Bethelem Chapel, founded in 1391, is located on the north side of Bethelem square. The Chapel was built by the reformist preacher Milic of Kromeriz for sermons in the Czech language. Master Jan Hus, the Husite leader preached there between 1402 – 1412 and made it his own for the next decade or so, after becoming rector of the Carolinum in 1402. Filling the chapel on a regular basis, he favoured the teachings of English reformist John Wyclif, also translating his "Trialogus" into Czech. By 1410, however, the local synod had demanded that Wyclif’s work be burned, while Hus himself, who continued to openly defend Wyclif, was excommunicated that same year. Later imprisoned and then expelled from Prague, Hus eventually returned in 1415 to appear before the Council of Constance. Providing a full account of his doctrine, the Church failed to show any leniency, whereupon Hus was tried, condemned and burnt at the stake for his beliefs.

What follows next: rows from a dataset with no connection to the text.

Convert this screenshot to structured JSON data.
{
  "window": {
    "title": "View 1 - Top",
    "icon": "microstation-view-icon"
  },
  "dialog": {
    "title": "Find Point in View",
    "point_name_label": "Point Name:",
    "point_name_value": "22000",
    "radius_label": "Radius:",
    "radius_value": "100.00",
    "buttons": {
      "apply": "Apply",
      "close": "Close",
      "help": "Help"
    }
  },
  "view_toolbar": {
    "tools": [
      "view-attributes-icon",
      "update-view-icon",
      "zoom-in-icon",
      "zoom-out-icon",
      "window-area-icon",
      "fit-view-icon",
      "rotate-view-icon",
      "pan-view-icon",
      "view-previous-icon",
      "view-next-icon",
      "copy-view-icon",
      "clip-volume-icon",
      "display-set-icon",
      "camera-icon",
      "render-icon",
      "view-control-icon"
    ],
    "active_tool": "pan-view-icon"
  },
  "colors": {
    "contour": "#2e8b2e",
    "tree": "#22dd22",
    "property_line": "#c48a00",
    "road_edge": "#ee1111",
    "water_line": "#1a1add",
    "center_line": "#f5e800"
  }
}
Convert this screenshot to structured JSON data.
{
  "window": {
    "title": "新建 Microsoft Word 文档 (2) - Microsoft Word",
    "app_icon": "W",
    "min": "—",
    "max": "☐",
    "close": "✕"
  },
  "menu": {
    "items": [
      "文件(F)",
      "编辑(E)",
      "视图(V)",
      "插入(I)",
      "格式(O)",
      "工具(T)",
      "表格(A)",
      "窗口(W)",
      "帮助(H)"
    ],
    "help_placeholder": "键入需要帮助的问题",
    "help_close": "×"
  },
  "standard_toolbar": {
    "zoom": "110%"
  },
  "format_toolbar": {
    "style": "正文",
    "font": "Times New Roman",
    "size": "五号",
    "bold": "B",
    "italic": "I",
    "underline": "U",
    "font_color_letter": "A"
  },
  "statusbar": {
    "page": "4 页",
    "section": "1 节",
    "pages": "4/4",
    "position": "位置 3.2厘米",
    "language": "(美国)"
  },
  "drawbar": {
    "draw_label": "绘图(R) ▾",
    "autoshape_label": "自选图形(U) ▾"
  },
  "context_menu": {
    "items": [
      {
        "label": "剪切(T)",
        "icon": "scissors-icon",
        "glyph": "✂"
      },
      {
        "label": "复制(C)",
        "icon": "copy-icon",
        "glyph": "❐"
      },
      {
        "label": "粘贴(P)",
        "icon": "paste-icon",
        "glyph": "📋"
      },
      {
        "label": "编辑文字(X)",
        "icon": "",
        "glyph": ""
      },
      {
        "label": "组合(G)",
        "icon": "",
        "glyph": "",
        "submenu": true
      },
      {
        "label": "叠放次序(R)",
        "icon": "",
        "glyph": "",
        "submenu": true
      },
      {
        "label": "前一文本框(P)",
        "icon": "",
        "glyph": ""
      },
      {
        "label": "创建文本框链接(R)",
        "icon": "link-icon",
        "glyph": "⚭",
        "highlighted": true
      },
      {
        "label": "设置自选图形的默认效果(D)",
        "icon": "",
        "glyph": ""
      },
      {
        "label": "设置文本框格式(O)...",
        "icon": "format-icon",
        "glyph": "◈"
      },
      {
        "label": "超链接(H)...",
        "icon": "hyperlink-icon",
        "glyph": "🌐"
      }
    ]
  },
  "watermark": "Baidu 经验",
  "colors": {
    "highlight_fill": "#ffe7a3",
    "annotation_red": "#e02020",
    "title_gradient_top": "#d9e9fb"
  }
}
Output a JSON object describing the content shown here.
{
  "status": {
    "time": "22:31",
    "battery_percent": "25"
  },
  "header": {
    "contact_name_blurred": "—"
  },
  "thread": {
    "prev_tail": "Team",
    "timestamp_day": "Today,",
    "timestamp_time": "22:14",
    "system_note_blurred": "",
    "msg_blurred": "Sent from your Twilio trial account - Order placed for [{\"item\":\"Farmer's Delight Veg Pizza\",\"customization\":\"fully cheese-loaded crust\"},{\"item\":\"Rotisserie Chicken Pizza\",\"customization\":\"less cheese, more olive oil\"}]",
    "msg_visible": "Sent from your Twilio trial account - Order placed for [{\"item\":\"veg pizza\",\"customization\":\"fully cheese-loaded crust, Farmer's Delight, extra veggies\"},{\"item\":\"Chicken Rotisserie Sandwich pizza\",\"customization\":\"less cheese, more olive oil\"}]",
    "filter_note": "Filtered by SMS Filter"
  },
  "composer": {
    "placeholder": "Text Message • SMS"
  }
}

In 1786 it was pulled down. In the years 1950 - 1952 a replica of the original chapel was erected on the site (architect J. Fragner).